There are many fine recordings of Bartók's Second Violin Concerto, this among them, but the chief interest of this recording is the fact of that concerto being sandwiched between one of his first works and his very last.
Bartók's long-unknown Violin Concerto No 1, which he wrote for the nineteen year old violinist Stefi Geyer, whom he loved not wisely but too well, as she rejected him on account of his tactlessly expressed religious and social views. As it happens he was not the only composer who wrote a concerto for her. She, like Bartók, married more than once, had an extensive performing career, and taught at the Zürich Conservatory. The only copy of Bartók's concerto, given to her by its composer, remained unplayed in a drawer during her lifetime, and was performed for the first time in 1958, two years after her death, by in a performance conducted by Paul Sacher. In her three-part biographical account of Geyer's life, easily found on the Internet, Emily Liz writes that "the first movement was to be a portrait of Stefi Geyer as person and woman – the idealized Stefi, celestial and inward," Bartók wrote. Stefi herself later described it as a portrait of "the young girl he loved…." The second movement was to represent Stefi Geyer as the elfish, witty, sparkling virtuoso violinist. "Cheerful, witty, and amusing," Bartók called it. Stefi referred to the movement as a tribute to "the violinist he admired."
The Viola Concerto, commissioned and first played by the violist William Primrose, (whose early recording on Bartók Records, with Tibor Serly conducting the New Symphony Orchestra of London, remains one of my most prized recordings) was left unfinished at the time of Bartók's death. As is well known, Tibor Serly completed the concerto at the request of Bartók's family. Others have tinkered with it and in 2001 the violist Csaba Erdélyi produced what he called a "restoration" and new orchestration, claimed, with credible support from at least one other violist (known to me) who examined Bartók's score, to come closer to Bartók's intentions. Be that as it may, Ehnes performs the Serly version and, as I thoroughly bonded on that many years ago, have no objection.
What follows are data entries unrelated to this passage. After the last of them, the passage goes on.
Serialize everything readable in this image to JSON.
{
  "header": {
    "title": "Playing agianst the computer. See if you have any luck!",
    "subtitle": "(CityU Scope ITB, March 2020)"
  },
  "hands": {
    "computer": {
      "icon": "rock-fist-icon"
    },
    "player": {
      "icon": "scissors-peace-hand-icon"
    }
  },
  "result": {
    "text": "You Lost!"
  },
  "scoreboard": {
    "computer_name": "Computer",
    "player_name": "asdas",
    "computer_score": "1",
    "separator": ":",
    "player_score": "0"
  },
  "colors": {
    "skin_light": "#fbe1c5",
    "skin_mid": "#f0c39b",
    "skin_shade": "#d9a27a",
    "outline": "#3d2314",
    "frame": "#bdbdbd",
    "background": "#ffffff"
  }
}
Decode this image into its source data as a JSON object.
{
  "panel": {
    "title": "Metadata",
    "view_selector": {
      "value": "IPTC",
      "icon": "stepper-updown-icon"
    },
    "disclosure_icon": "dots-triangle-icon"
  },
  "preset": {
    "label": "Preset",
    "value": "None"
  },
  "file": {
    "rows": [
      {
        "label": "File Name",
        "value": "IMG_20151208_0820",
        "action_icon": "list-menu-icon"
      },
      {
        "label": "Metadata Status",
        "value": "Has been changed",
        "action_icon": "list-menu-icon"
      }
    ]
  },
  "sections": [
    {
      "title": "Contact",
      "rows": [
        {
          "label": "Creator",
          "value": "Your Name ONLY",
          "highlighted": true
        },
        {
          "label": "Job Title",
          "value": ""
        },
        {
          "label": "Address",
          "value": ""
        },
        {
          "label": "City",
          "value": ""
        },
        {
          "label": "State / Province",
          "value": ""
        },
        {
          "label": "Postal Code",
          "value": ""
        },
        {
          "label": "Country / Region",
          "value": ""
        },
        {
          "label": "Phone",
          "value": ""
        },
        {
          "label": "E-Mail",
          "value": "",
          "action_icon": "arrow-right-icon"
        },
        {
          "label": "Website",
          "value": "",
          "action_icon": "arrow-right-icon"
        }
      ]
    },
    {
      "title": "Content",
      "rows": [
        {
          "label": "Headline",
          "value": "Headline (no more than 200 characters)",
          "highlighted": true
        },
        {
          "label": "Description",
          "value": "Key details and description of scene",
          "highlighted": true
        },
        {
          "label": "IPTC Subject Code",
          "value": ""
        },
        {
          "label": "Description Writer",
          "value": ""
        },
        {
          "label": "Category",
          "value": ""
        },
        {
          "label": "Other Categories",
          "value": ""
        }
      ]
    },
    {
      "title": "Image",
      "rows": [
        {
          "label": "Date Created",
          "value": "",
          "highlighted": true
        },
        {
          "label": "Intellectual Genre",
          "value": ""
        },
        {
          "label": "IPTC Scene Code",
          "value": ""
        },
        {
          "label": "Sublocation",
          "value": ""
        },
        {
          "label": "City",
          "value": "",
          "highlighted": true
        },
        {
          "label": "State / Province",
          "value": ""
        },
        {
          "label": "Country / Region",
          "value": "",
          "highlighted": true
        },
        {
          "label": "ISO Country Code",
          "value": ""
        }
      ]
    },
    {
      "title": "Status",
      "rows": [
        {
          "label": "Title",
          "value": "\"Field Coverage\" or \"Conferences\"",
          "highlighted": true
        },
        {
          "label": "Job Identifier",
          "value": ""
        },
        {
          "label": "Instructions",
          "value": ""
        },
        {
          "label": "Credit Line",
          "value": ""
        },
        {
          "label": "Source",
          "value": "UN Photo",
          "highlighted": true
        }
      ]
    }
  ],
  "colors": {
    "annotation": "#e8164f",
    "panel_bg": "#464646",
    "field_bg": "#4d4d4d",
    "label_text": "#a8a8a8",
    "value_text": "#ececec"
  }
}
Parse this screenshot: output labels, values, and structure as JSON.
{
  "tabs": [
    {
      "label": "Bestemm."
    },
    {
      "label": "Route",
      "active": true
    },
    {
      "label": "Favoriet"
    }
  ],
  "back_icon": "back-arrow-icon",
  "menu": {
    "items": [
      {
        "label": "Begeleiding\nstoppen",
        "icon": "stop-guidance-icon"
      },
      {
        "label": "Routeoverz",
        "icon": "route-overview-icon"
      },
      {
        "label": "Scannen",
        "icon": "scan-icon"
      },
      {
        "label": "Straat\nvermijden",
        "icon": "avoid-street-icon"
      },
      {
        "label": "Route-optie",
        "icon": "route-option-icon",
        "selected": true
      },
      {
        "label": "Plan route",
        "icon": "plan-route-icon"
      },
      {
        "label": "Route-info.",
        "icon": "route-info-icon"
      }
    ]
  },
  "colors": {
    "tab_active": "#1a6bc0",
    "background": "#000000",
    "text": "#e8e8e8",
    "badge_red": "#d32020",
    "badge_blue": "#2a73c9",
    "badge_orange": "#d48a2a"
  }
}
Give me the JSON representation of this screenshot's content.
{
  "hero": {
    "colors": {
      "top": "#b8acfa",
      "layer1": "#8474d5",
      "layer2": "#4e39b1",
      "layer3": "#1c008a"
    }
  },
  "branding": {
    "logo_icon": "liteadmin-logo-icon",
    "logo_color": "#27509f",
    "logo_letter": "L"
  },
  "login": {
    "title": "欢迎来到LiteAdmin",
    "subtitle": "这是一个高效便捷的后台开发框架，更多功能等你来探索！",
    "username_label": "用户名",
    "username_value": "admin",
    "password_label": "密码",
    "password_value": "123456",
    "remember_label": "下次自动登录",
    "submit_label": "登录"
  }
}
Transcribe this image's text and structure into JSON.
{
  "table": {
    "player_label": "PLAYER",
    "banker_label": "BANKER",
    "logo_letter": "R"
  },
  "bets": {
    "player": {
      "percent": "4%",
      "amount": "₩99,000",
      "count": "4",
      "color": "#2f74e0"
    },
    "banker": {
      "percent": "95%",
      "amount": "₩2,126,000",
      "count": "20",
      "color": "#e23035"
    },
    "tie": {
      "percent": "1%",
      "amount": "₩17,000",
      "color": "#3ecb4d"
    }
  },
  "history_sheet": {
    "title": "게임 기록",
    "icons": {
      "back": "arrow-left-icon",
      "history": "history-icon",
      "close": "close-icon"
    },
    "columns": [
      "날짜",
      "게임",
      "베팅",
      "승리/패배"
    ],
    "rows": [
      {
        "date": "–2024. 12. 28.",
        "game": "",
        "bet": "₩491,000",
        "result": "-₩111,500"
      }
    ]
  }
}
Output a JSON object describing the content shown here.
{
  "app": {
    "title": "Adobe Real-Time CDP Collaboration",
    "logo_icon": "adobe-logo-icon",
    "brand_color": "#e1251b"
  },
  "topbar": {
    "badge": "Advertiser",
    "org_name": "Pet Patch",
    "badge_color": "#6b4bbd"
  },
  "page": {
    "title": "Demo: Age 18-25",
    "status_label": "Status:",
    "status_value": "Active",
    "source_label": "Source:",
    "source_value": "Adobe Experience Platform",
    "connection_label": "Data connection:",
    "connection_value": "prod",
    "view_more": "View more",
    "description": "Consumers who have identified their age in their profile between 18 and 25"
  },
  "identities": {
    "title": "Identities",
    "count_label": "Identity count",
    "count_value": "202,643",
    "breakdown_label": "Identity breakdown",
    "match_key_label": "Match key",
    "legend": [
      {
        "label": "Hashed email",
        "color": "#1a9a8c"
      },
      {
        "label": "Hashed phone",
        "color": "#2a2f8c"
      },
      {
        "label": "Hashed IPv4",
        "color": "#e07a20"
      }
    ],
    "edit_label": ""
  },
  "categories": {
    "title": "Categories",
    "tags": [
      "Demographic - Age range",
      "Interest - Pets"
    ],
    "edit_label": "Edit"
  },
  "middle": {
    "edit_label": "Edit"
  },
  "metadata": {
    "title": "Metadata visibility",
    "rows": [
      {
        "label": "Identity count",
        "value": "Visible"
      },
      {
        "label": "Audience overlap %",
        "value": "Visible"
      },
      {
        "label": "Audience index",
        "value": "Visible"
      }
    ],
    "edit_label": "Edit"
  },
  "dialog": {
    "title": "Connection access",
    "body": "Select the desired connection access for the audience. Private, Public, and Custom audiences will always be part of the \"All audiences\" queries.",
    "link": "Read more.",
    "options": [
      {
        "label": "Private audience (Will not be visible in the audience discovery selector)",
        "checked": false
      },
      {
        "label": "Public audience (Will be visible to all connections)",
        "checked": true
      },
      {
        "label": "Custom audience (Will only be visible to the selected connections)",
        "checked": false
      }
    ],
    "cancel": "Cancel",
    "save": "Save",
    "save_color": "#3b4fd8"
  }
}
These performances are excellent, and distinctive enough to have their own identity. Ehnes plays the slow movements, especially the Adagio religioso of the Viola Concerto, exquisitely. I actually prefer the Primrose/Serly version, which is wonderfully mellow, but that is not available, and Primrose playing with Klemperer is available only as an MP3. I also like the violist's Kim Kashkashian's recording with Peter Eötvös. The cellist Yo-yo Ma recorded this, playing not the cello but an instrument called an alto violin, and Yehudi Menuhin played it on violin. (Violists resent this kind of thing.)
A word about the sound on this recording: it is sweet-sounding, even mellow for both viola and orchestra provided it is played at a very moderate volume. I found that played at a higher level it threatens to become disturbingly harsh, not something I have noticed particularly in other recordings.
Copyright © 2012, R. James Tobin